The Eastern Cape town of Grahamstown, has officially been renamed to Makhanda, Arts and Culture Minister Nathi Mthethwa announced last night. File picture: Kopano Tlape/GCIS

Johannesburg - The Eastern Cape town of Grahamstown, has officially been renamed to Makhanda, Arts and Culture Minister Nathi Mthethwa announced on SABC TV on Tuesday night. 

The minister said, "we followed the letter of the law" in renaming Grahamstown after Makhanda, who was also known as Nxele, a Xhosa warrior, philosopher and prophet. 

"From today it's Makhanda," declared Mthethwa.

There were more than 300 objections to the name change.

Makhanda, who was also known as Nxele, was a Xhosa warrior, philosopher, prophet and military man who fought against colonialism in battles that include one where he led an attack against the British garrison at Grahamstown in 1819.

Grahamstown was named after British army officer, Colonel John Graham, who led the corps sent to clear around 20,000 Xhosa tribesmen from the area.

Mthethwa announced in June that government has gazetted the changing of the name in line with the letter and spirit of the Constitution.
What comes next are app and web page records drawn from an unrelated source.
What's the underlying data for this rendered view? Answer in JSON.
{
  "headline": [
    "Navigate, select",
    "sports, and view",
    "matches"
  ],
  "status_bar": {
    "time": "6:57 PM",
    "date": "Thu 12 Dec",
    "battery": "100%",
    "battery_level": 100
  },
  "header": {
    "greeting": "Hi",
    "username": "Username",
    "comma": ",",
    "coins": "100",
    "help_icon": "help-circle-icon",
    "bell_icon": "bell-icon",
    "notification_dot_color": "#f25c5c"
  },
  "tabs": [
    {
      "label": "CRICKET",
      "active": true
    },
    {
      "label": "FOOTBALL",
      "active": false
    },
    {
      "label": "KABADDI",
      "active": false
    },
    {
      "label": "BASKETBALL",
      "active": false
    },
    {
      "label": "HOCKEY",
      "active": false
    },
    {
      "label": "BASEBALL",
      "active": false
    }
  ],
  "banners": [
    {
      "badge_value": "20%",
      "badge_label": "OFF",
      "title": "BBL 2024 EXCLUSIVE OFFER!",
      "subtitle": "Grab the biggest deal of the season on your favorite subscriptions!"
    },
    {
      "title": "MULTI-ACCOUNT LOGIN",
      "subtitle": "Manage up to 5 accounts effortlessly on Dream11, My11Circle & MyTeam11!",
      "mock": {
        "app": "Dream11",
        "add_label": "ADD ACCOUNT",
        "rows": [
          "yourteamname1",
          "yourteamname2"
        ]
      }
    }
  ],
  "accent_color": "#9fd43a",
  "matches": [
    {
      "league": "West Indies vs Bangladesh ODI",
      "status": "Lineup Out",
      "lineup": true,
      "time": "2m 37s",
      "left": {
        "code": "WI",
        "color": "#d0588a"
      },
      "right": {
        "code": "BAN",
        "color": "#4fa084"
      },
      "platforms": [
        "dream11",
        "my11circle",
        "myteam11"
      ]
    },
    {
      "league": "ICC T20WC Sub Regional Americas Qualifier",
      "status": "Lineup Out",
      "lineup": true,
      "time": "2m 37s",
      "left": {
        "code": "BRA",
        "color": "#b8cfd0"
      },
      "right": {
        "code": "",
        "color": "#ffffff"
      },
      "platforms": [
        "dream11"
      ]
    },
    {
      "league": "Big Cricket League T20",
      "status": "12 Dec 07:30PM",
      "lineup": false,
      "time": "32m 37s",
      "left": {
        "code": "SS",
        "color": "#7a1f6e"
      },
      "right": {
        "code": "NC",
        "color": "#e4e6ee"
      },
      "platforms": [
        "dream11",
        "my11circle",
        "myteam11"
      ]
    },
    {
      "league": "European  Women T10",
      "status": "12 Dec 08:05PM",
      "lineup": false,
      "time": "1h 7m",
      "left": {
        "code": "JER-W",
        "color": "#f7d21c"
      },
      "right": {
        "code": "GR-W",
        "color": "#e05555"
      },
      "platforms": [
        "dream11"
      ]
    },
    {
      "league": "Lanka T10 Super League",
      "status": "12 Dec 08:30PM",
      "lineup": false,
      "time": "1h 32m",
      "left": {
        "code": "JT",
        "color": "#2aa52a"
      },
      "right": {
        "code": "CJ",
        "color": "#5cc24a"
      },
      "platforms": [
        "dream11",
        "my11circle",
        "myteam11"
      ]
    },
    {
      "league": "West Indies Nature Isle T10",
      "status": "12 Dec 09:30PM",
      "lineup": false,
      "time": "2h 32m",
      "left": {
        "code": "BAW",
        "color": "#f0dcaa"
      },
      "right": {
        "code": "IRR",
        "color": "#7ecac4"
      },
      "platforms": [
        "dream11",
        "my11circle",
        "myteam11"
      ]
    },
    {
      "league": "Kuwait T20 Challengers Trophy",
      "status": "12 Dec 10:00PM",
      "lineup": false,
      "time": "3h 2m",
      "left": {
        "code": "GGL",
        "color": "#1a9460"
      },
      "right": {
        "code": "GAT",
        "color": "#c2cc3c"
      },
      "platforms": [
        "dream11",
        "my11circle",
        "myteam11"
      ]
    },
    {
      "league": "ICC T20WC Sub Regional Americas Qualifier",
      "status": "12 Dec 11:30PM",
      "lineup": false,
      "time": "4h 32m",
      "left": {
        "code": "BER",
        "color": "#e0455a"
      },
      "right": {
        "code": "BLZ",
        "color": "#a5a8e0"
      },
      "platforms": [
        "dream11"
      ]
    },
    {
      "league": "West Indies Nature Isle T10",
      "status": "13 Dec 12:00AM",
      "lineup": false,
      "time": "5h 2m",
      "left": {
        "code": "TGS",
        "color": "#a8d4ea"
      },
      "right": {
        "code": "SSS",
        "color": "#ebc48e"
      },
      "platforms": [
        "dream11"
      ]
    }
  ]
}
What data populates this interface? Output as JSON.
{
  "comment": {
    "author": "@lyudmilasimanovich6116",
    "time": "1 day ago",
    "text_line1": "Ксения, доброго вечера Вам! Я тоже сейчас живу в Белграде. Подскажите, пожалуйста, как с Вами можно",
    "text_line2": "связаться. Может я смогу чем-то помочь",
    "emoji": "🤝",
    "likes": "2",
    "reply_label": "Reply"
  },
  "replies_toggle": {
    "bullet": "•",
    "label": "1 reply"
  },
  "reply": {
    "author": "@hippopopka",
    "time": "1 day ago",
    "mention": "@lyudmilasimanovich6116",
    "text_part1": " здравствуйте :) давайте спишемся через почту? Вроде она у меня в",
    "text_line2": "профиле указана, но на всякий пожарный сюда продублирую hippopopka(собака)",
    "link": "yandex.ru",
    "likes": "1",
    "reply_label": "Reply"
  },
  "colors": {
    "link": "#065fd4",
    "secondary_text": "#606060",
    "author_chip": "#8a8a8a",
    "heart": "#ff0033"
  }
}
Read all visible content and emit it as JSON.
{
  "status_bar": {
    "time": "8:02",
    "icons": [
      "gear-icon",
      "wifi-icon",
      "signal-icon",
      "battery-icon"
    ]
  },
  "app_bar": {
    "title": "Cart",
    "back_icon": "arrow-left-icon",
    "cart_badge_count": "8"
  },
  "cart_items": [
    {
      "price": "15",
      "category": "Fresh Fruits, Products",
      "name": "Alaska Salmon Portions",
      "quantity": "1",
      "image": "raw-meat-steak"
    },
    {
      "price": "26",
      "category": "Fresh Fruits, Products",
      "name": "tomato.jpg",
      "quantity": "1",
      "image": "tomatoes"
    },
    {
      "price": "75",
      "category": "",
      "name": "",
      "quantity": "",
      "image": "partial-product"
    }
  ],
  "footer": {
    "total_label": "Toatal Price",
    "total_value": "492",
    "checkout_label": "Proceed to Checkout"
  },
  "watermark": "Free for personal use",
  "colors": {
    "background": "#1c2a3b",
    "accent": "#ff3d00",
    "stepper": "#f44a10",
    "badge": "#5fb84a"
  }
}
Mthethwa said at the time that it was the Truth and Reconciliation Commission that recommended that the renaming of geographic features be a form of "symbolic reparation" to address an unjust past. 

"Surely, we cannot prove ourselves committed to fully achieve these reparations if we retain names such as 'Grahamstown' - named after Colonel John Graham - whose name is captured in history as being the most brutal and most vicious of the British commanders on that frontier," Mthethwa said.

African News Agency/ANA